Exercise brief
The result should be every line in the material below containing the string "address".

Exercise data
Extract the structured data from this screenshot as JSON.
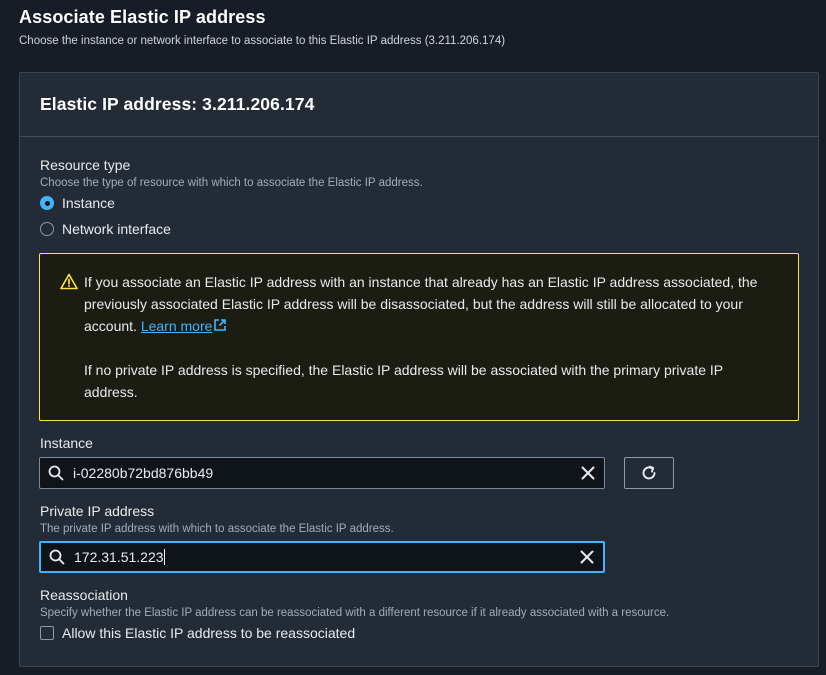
{
  "header": {
    "title": "Associate Elastic IP address",
    "description": "Choose the instance or network interface to associate to this Elastic IP address (3.211.206.174)"
  },
  "panel": {
    "title": "Elastic IP address: 3.211.206.174"
  },
  "resource_type": {
    "label": "Resource type",
    "hint": "Choose the type of resource with which to associate the Elastic IP address.",
    "options": [
      {
        "label": "Instance",
        "selected": true
      },
      {
        "label": "Network interface",
        "selected": false
      }
    ]
  },
  "alert": {
    "icon": "warning-icon",
    "paragraph1": "If you associate an Elastic IP address with an instance that already has an Elastic IP address associated, the previously associated Elastic IP address will be disassociated, but the address will still be allocated to your account.",
    "link_label": "Learn more",
    "paragraph2": "If no private IP address is specified, the Elastic IP address will be associated with the primary private IP address.",
    "border_color": "#ffe347",
    "link_color": "#42b4ff"
  },
  "instance": {
    "label": "Instance",
    "value": "i-02280b72bd876bb49"
  },
  "private_ip": {
    "label": "Private IP address",
    "hint": "The private IP address with which to associate the Elastic IP address.",
    "value": "172.31.51.223"
  },
  "reassociation": {
    "label": "Reassociation",
    "hint": "Specify whether the Elastic IP address can be reassociated with a different resource if it already associated with a resource.",
    "checkbox_label": "Allow this Elastic IP address to be reassociated",
    "checked": false
  }
}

Your response
    "title": "Associate Elastic IP address",
    "description": "Choose the instance or network interface to associate to this Elastic IP address (3.211.206.174)"
    "title": "Elastic IP address: 3.211.206.174"
    "hint": "Choose the type of resource with which to associate the Elastic IP address.",
    "paragraph1": "If you associate an Elastic IP address with an instance that already has an Elastic IP address associated, the previously associated Elastic IP address will be disassociated, but the address will still be allocated to your account.",
    "paragraph2": "If no private IP address is specified, the Elastic IP address will be associated with the primary private IP address.",
    "label": "Private IP address",
    "hint": "The private IP address with which to associate the Elastic IP address.",
    "hint": "Specify whether the Elastic IP address can be reassociated with a different resource if it already associated with a resource.",
    "checkbox_label": "Allow this Elastic IP address to be reassociated",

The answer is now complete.